The Financial Services Authority (FSA) has censured defunct broker Gracechurch Investments for misconduct, including using pressure-selling tactics, resulting in client losses of at least £2 million.
The FSA said Gracechurch, now in liquidation, pressured customers to invest in shares of small companies resulting in multi-million pound losses.
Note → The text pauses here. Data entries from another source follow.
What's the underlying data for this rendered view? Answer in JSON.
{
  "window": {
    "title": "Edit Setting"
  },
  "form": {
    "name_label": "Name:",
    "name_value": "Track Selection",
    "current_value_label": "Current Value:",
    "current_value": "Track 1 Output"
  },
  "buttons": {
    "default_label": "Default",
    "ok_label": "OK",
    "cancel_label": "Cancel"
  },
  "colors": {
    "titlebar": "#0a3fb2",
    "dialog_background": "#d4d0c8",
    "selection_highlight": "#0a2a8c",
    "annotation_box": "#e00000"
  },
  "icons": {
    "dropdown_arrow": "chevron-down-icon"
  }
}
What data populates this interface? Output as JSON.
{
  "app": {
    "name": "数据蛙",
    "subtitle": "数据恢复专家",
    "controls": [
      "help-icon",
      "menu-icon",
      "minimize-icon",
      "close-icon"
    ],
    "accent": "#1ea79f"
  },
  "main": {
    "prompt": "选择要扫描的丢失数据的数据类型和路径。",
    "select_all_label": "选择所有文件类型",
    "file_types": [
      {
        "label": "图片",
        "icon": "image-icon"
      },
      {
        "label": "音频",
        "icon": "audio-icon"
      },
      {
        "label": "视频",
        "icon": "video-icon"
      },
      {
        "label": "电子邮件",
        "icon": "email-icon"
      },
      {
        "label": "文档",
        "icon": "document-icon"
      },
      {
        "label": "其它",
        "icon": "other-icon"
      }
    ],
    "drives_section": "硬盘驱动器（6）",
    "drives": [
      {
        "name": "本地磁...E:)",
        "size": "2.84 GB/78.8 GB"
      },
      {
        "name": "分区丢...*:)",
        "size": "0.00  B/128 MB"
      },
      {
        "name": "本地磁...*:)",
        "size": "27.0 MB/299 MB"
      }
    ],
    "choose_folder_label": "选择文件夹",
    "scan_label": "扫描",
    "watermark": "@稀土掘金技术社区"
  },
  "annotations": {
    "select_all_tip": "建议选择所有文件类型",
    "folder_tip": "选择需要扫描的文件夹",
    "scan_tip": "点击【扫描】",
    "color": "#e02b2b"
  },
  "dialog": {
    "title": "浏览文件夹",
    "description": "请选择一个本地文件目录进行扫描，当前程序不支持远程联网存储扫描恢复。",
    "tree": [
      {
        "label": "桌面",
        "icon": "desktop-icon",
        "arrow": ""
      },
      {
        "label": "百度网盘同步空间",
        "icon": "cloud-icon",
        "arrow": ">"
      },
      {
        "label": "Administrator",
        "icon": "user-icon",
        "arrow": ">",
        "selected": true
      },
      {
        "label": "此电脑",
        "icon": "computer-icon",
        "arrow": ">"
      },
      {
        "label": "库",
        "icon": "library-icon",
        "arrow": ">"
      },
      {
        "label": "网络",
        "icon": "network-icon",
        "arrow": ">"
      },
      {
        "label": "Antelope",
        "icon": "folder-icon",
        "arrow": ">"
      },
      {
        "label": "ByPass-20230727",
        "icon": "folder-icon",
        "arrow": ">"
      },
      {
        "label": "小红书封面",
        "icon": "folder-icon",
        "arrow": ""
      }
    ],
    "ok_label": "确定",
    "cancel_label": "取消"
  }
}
It said it would have fined the firm £1.5 million were it not in liquidation.
However the FSA is planning to fine former chief executive Sam Kenny £450,000 and prohibit him from working in financial services.
Kenny has referred the matter to the Upper Tribunal which will determine whether to uphold the FSA’s decision.
The FSA said Kenny personally pressurised clients, misrepresenting material facts, and in his role as chief executive trained and encouraged staff to pressure clients.
The FSA said Gracechurch’s brokers used pressure sales tactics to coerce clients to invest in risky small company stocks, listed on AIM and Plus or not listed at all.
It added the firm misrepresented the financial performance of stocks and brokers ignored requests for further information and protests that clients had no funds to invest. In at least one case a broker claimed that the recommendation was based on inside information, the FSA said.
Between 1 April 2008 and 4 November 2009, Gracechurch advised around 340 clients to buy about £4 million of small company stocks. Clients would have lost 72% of the their investments in eight of the top 10 stocks sold by the firm if they had held the stocks until 12 October 2011.
The FSA said the firm also provided the FSA with false dates for internal committee meetings and withheld a recording of a non-compliant advised sales call it requested.
The firm also knowingly employed someone in a senior position who was not approved by the FSA and who was linked to pressure-selling tactics, it said.
The FSA has also prohibited former Gracechurch compliance officer Carl Davey. The FSA would have fined Davey £175,000 if it were not for the serious financial hardship such a fine would cause.
As compliance officer, Davey was involved in the deliberate withholding of the non-compliant advised sales call requested by the FSA, it said.
Tracey McDermott (pictured), director of enforcement and financial crime at the FSA, said: ‘High pressure sales tactics and systematic misrepresentation to clients are wholly unacceptable practices. The FSA will not tolerate firms coercing clients into buying financial products or services that aren’t suitable for them. Senior management of stockbroking firms should be clear that the buck will stop with them.’